[Data supplied]

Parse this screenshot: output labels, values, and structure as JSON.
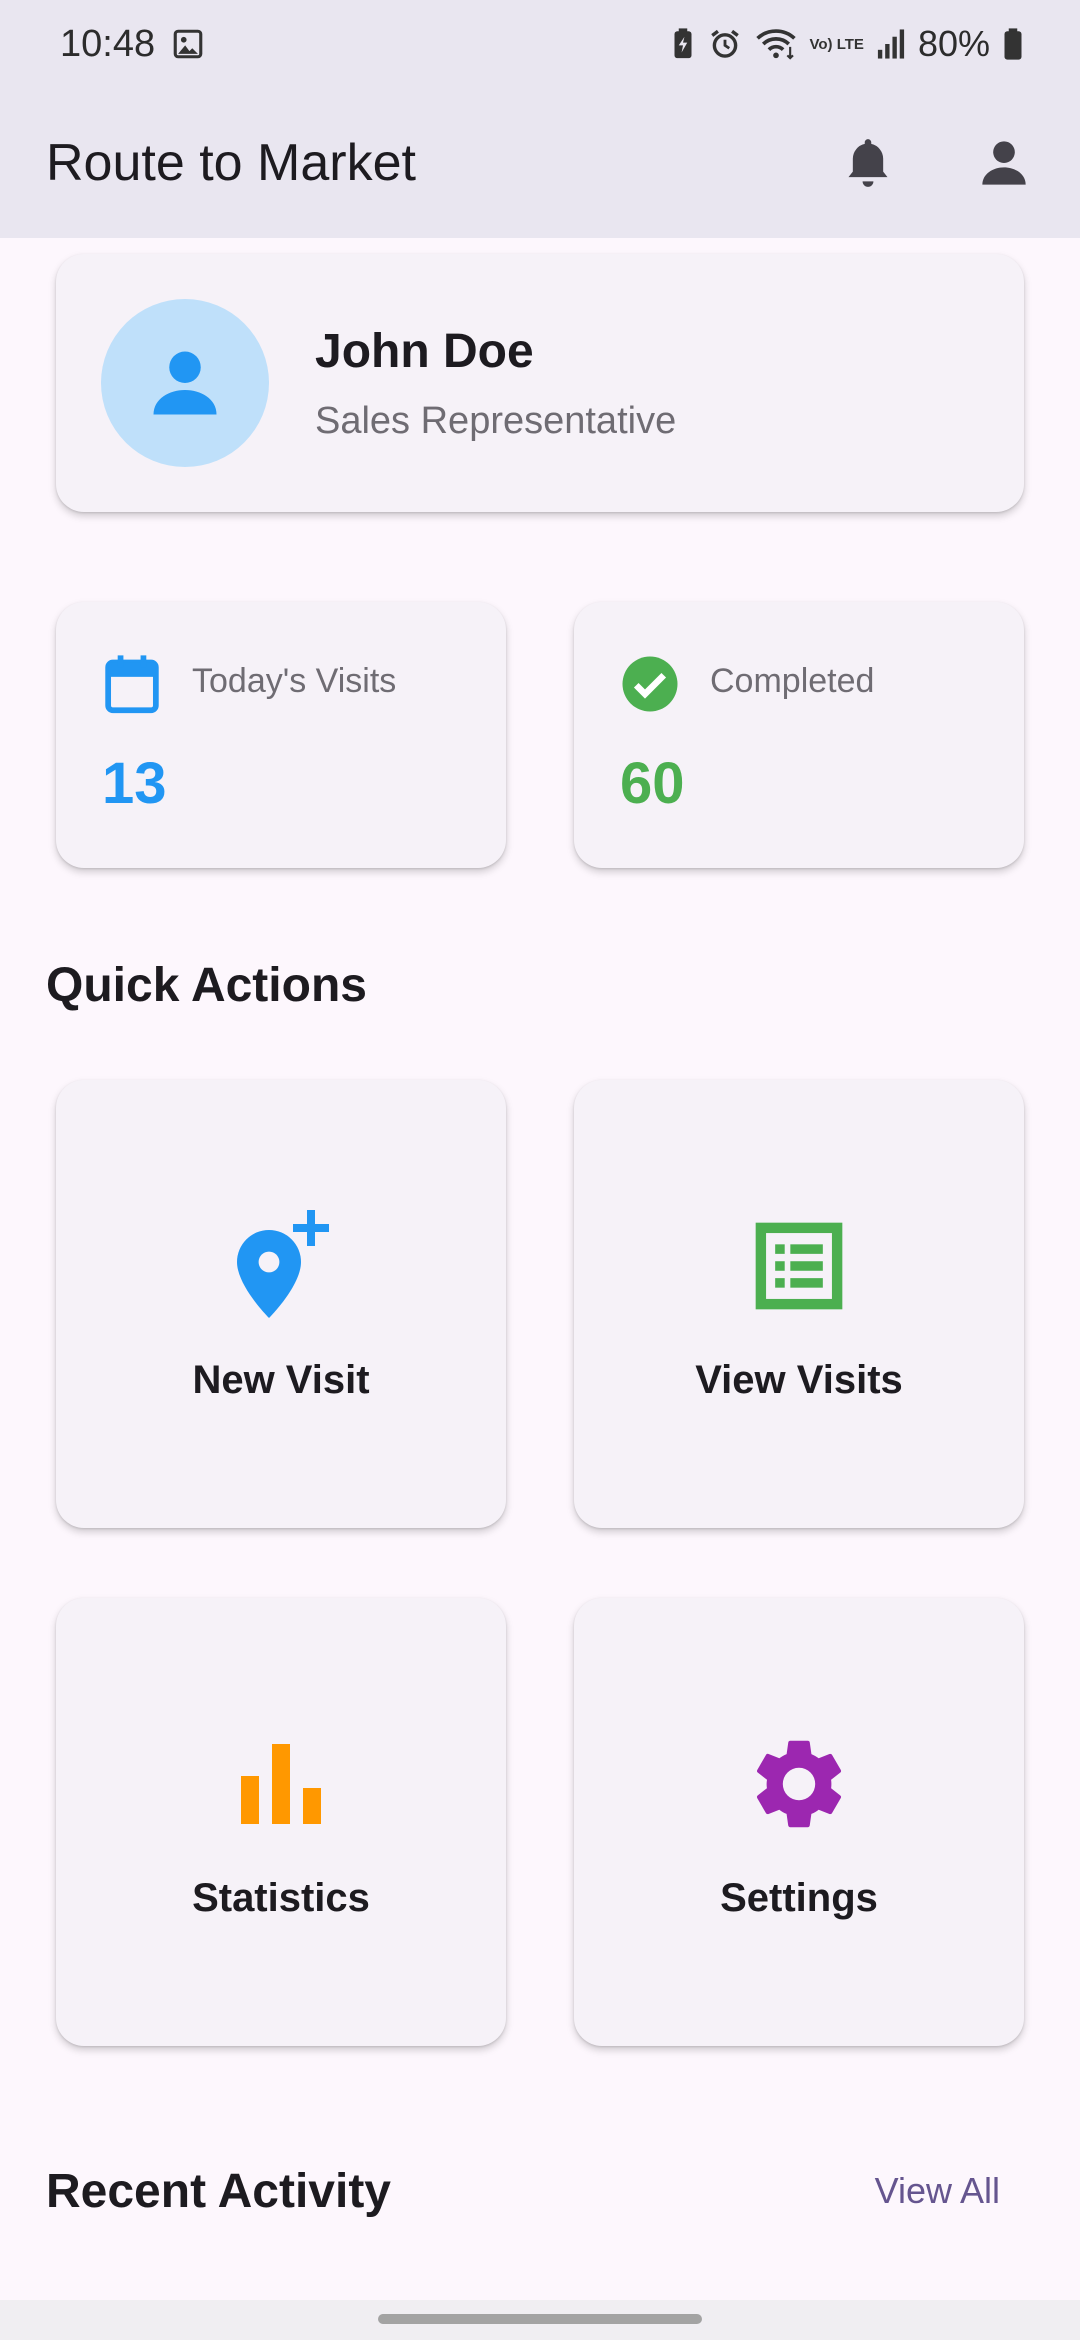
{
  "status_bar": {
    "time": "10:48",
    "battery": "80%",
    "lte_label": "Vo) LTE",
    "icons": [
      "gallery-icon",
      "battery-saver-icon",
      "alarm-icon",
      "wifi-icon",
      "volte-icon",
      "signal-icon",
      "battery-icon"
    ]
  },
  "app_bar": {
    "title": "Route to Market",
    "actions": [
      "notifications-icon",
      "account-icon"
    ]
  },
  "profile": {
    "name": "John Doe",
    "role": "Sales Representative",
    "avatar_icon": "person-icon"
  },
  "stats": [
    {
      "label": "Today's Visits",
      "value": "13",
      "icon": "calendar-icon",
      "color": "#2196f3"
    },
    {
      "label": "Completed",
      "value": "60",
      "icon": "check-circle-icon",
      "color": "#4caf50"
    }
  ],
  "quick_actions": {
    "title": "Quick Actions",
    "items": [
      {
        "label": "New Visit",
        "icon": "add-location-icon",
        "color": "#2196f3"
      },
      {
        "label": "View Visits",
        "icon": "list-alt-icon",
        "color": "#4caf50"
      },
      {
        "label": "Statistics",
        "icon": "bar-chart-icon",
        "color": "#ff9800"
      },
      {
        "label": "Settings",
        "icon": "gear-icon",
        "color": "#9c27b0"
      }
    ]
  },
  "recent_activity": {
    "title": "Recent Activity",
    "view_all_label": "View All"
  },
  "colors": {
    "app_bar_bg": "#e9e6f0",
    "page_bg": "#fdf7fd",
    "card_bg": "#f6f2f8",
    "accent": "#65558f"
  }
}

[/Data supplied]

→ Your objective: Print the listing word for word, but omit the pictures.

→ Written response:
Parse this screenshot: output labels, values, and structure as JSON.
{
  "status_bar": {
    "time": "10:48",
    "battery": "80%",
    "lte_label": "Vo) LTE",
    "icons": [
      "gallery-icon",
      "battery-saver-icon",
      "alarm-icon",
      "wifi-icon",
      "volte-icon",
      "signal-icon",
      "battery-icon"
    ]
  },
  "app_bar": {
    "title": "Route to Market",
    "actions": [
      "notifications-icon",
      "account-icon"
    ]
  },
  "profile": {
    "name": "John Doe",
    "role": "Sales Representative",
    "avatar_icon": "person-icon"
  },
  "stats": [
    {
      "label": "Today's Visits",
      "value": "13",
      "icon": "calendar-icon",
      "color": "#2196f3"
    },
    {
      "label": "Completed",
      "value": "60",
      "icon": "check-circle-icon",
      "color": "#4caf50"
    }
  ],
  "quick_actions": {
    "title": "Quick Actions",
    "items": [
      {
        "label": "New Visit",
        "icon": "add-location-icon",
        "color": "#2196f3"
      },
      {
        "label": "View Visits",
        "icon": "list-alt-icon",
        "color": "#4caf50"
      },
      {
        "label": "Statistics",
        "icon": "bar-chart-icon",
        "color": "#ff9800"
      },
      {
        "label": "Settings",
        "icon": "gear-icon",
        "color": "#9c27b0"
      }
    ]
  },
  "recent_activity": {
    "title": "Recent Activity",
    "view_all_label": "View All"
  },
  "colors": {
    "app_bar_bg": "#e9e6f0",
    "page_bg": "#fdf7fd",
    "card_bg": "#f6f2f8",
    "accent": "#65558f"
  }
}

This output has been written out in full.